» App and web page records
[Start of section]
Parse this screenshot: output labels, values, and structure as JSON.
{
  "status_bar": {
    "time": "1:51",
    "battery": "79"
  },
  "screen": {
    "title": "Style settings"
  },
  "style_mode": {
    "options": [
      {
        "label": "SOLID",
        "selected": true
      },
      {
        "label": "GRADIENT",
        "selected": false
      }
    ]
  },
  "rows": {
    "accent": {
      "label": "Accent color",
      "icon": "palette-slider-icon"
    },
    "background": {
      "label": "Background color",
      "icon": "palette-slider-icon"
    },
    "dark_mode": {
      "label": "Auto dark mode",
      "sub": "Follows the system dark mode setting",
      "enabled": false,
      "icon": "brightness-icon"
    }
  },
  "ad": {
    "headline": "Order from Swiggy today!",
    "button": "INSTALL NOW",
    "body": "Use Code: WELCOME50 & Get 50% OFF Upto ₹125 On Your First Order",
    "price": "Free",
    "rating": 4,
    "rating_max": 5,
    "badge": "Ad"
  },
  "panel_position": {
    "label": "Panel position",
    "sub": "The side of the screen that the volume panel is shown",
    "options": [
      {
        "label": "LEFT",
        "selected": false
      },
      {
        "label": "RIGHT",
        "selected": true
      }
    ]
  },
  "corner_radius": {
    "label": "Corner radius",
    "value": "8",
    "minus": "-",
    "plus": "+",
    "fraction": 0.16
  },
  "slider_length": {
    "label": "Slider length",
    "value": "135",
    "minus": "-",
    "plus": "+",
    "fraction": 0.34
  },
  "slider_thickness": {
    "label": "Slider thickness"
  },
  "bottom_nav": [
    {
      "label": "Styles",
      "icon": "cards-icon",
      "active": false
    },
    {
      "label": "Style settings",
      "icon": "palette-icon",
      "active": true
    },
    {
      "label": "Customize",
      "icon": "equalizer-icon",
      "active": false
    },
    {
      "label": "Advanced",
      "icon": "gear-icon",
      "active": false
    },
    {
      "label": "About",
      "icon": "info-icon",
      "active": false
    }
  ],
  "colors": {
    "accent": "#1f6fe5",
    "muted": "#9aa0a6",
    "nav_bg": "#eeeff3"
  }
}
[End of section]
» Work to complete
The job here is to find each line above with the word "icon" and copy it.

» Answer box
      "icon": "palette-slider-icon"
      "icon": "palette-slider-icon"
      "icon": "brightness-icon"
      "icon": "cards-icon",
      "icon": "palette-icon",
      "icon": "equalizer-icon",
      "icon": "gear-icon",
      "icon": "info-icon",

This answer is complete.